Elizabeth Landgren, marketing supervisor for Rain and Hail Insurance LLC, and Lisa Hyde, assistant vice president of risk management for Farm Credit Services, talked about protecting crops from the unpredictable qualities of weather.
According to farm statistics, crops fail 40 percent of the time because of drought. Excess moisture causes failure in 24 percent of cases, while freezing, hail and disease each caused failure about 5 percent of the time.
Landgren said insurance offers confidence to make pre-harvest sales and protects growers who count on having a certain production level to feed their livestock. Seven different types of federally backed insurance products are available in addition to private policies.
Landgren summarized what the various insurance policies cover and their limits. Sales for most Missouri crops close on March 15. Policies run through Dec. 10 or when the crop is harvested. Insurance is available for share-rental arrangements as well as 100 percent ownership of the crop. Prices are based on calculations by the Chicago Board of Trade, not on the local sale price.
Examples showed how insurance would pay if the harvest price fell below insured levels. Insurance payoffs apply only to unavoidable losses from specific causes. Policy holders must document their control measures. Failure to purchase and apply control measures will impact assessment of the loss, Landgren said.
Payments are also available if replanting is necessary or if planting is prevented. Landgren said growers should inform their insurance agents about replanting to have the area appraised, chopping silage or co-mingling two years of production in the same bin. High risk or unclassified acreage will not be covered in replanting, she added.
Tim Schnakenberg, agronomy specialist with the University of Missouri Extension Service, reported the summer of 2011 was the fifth hottest summer on record for the bi-county area. The wet spring moved into a three-month summer period when rainfall fell five to six inches below average. As a result, producers thus saw short forage inventories and thinning pastures vulnerable to weeds in the next growing season.
Schnakenberg saw the situation as an opportunity to evaluate forages. Grass stands can be thickened with desirable forages, replacing less hearty or troublesome grasses. Adding legumes, such as clover, can significantly boost nitrogen count in the soil.
If producers convert 10 to 25 percent of their pastures to warm-season grasses, the pasture will remain active for grazing their more of the year, Schnakenberg said. Producers can also develop a simple rotational grazing program that limits the size of the pasture, leads to more thorough grazing and gives grasses time to revive while herds are busy elsewhere.

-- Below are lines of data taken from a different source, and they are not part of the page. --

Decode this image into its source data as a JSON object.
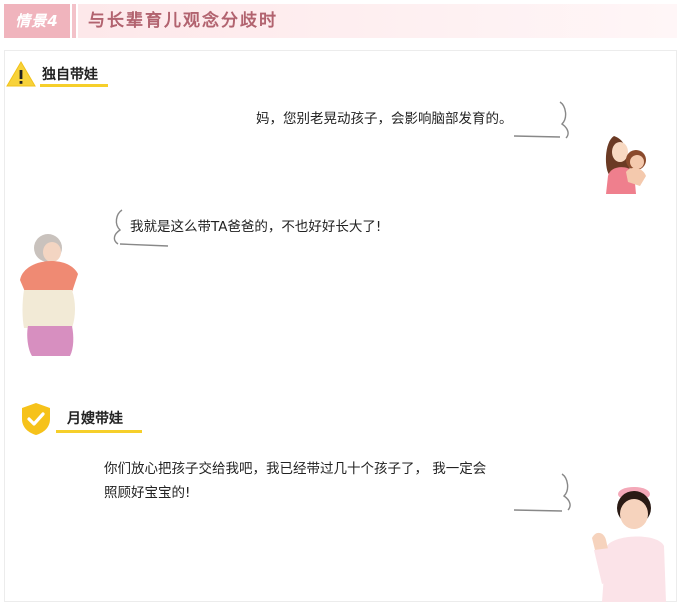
{
  "header": {
    "tag": "情景4",
    "title": "与长辈育儿观念分歧时"
  },
  "sections": {
    "solo": {
      "label": "独自带娃",
      "icon": "warning-icon",
      "mother_line": "妈，您别老晃动孩子，会影响脑部发育的。",
      "grandma_line": "我就是这么带TA爸爸的，不也好好长大了!"
    },
    "nanny": {
      "label": "月嫂带娃",
      "icon": "shield-check-icon",
      "nanny_line_1": "你们放心把孩子交给我吧，我已经带过几十个孩子了， 我一定会",
      "nanny_line_2": "照顾好宝宝的!"
    }
  },
  "colors": {
    "accent_pink": "#f0b4bd",
    "title_text": "#b2636f",
    "underline_yellow": "#f6cf2a"
  }
}
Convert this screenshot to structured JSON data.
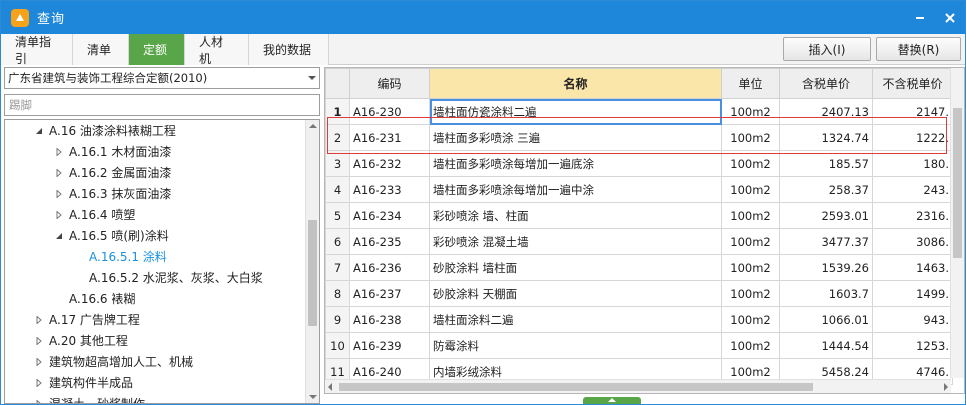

For a short-term solution to depleted fields, Schnakenberg recommended planting spring oats, a fast crop with a comparable quality to winter wheat though tonnage runs about two-thirds of wheat. Planting time would be in February or early March.
For long-term solutions, Schnakenberg recommended overseeding with clover and lespedeza, especially to thicken up grass stands. The cost of clover is not only minimal, but will avoid the addition of lime to neutralize side effects from adding nitrogen separately.
Adding Sudan or millet later in the year will also help, though these forages, generally coming from Texas, will cost more due to the drought.
Spring planting issues
The best time to add cool season grasses to a pasture is Sept. 1, Schnakenberg said. Spring planting is more risky, in part due to competition from weeds. He suggested drilling holes for seeds in late February or early March, possibly mixing seeds with spring oats, but advised against tillage. The no-till strategy keeps moisture in place for more reliable growth.
Annual ryegrass makes another good forage that is easy to establish and remains vegetative for pasture use into early May. Ryegrass turns into cereal later in the year. If allowed to reseed, ryegrass will come back for a second year, Schnakenberg said.
One common mistake producers make in boosting pastures is drilling too deeply. Schnakenberg recommended drilling only a quarter-inch deep. Spreading seed on top of the ground will also work.
Tony Rickard, dairy specialist with the Extension service, said the experimental dairy at the Southwest Research Center near Mt. Vernon this year will plant four to six different fescue grasses with novel endophytes. Researchers will study which ones grow better and which ones the dairy cattle like more. He invited local cattlemen to visit the center and see how the grass-growing studies work in grazed fields.
Schnakenberg provided a review of available pesticides and how well they work. Local pesticide application training will be offered at 1 p.m. on March 2 at the Southwest Research Center near Mt. Vernon and at 1 or 6 p.m. on March 6 at the historic Barry County Courthouse in Cassville.
Sponsors for the Barry County Soils and Crops Conference were the Cassville Area Chamber of Commerce, First State Bank, Purdy Farm Center, Security Bank of Southwest Missouri, Community National Bank, the Barry County Farmers Cooperative, Commerce Bank, Freedom Bank of Southern Missouri and planning committee chairman Francis Washick.